I knew going in that it was going to be dark. It’s related to Daredevil, after all. But Daredevil didn’t quite prepare me for Jessica Jones. It’s even more violent and gory, and it deals heavily with themes like rape, abuse, abortion, and suicide. On the “kid-friendly” scale, it’s about as far from The Avengers as you can get (which makes it kinda weird when the characters casually mention the existence of the Avengers, but I digress).

In fact, it was a little too much for me. Not so much because of the violence, or the gratuitous sex scenes (which I found distasteful but was able to skip), but because I didn’t like any of the characters very much. As dark as Daredevil got, the main characters at least were all genuinely good people trying to help others, even if they made mistakes sometimes. Even some of the villains were sympathetic. But not so here. Jessica is a bitter, angry alcoholic who has no qualms about beating people to a pulp if they cross her, and who, despite knowing exactly how it feels to be used by someone for their own selfish ends, spends a lot of time using others for hers. Although most of her issues are completely understandable considering her past, it’s still a bit difficult to root for a ‘hero’ who is more interested in getting revenge than actually saving people. And she’s the most heroic character on the show.

But of course you do root for her, because Krysten Ritter’s acting manages to make her sympathetic, and also because the guy she’s fighting is ten times worse. Kilgrave is, by far, the most evil villain the MCU has ever produced–partly because he represents the very real villainy of rape and domestic abuse.

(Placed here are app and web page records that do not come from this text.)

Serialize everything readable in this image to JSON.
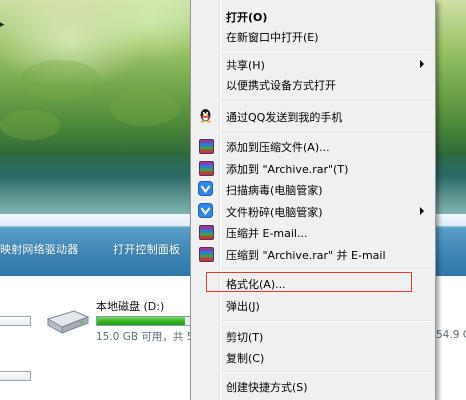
{
  "desktop": {
    "command_bar": {
      "items": [
        "映射网络驱动器",
        "打开控制面板"
      ]
    },
    "drive": {
      "name": "本地磁盘 (D:)",
      "free_text": "15.0 GB 可用，共 5",
      "usage_fraction": 0.73,
      "right_size_text": "54.9 G"
    }
  },
  "context_menu": {
    "items": [
      {
        "label": "打开(O)",
        "bold": true
      },
      {
        "label": "在新窗口中打开(E)"
      },
      {
        "label": "共享(H)",
        "submenu": true
      },
      {
        "label": "以便携式设备方式打开"
      },
      {
        "label": "通过QQ发送到我的手机",
        "icon": "qq-penguin-icon"
      },
      {
        "label": "添加到压缩文件(A)...",
        "icon": "winrar-icon"
      },
      {
        "label": "添加到 \"Archive.rar\"(T)",
        "icon": "winrar-icon"
      },
      {
        "label": "扫描病毒(电脑管家)",
        "icon": "tencent-shield-icon"
      },
      {
        "label": "文件粉碎(电脑管家)",
        "icon": "tencent-shield-icon",
        "submenu": true
      },
      {
        "label": "压缩并 E-mail...",
        "icon": "winrar-icon"
      },
      {
        "label": "压缩到 \"Archive.rar\" 并 E-mail",
        "icon": "winrar-icon"
      },
      {
        "label": "格式化(A)...",
        "highlighted": true
      },
      {
        "label": "弹出(J)"
      },
      {
        "label": "剪切(T)"
      },
      {
        "label": "复制(C)"
      },
      {
        "label": "创建快捷方式(S)"
      }
    ]
  },
  "colors": {
    "highlight_border": "#e03c31",
    "menu_bg": "#f0f0f0",
    "command_bar": "#3f88b5",
    "drive_bar_fill": "#34b11e"
  }
}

And what’s worse, for Whovians like me anyway, is that David Tennant’s performance in the role has a LOT of the Doctor in it. He uses the same accent and speech mannerisms, has similar dress sense (except with more purple), and even does the whole cute-smile-while-leaning-over-a-cubicle-wall thing at one point. Do you know how disturbing it is to watch my favourite Doctor be a psychopathic serial murderer and rapist? Really friggin’ disturbing.

Allons-y…to another time zone.


Jessica Jones is your show if you want great acting and a well-written exploration of the effects of trauma and PTSD, and don’t mind a heaping helping of self-centred jerk characters and lots of over-the-top gore along with it. Personally, I think I’ll stick to Daredevil, and hold out hope that Claire Temple might get her own show one day.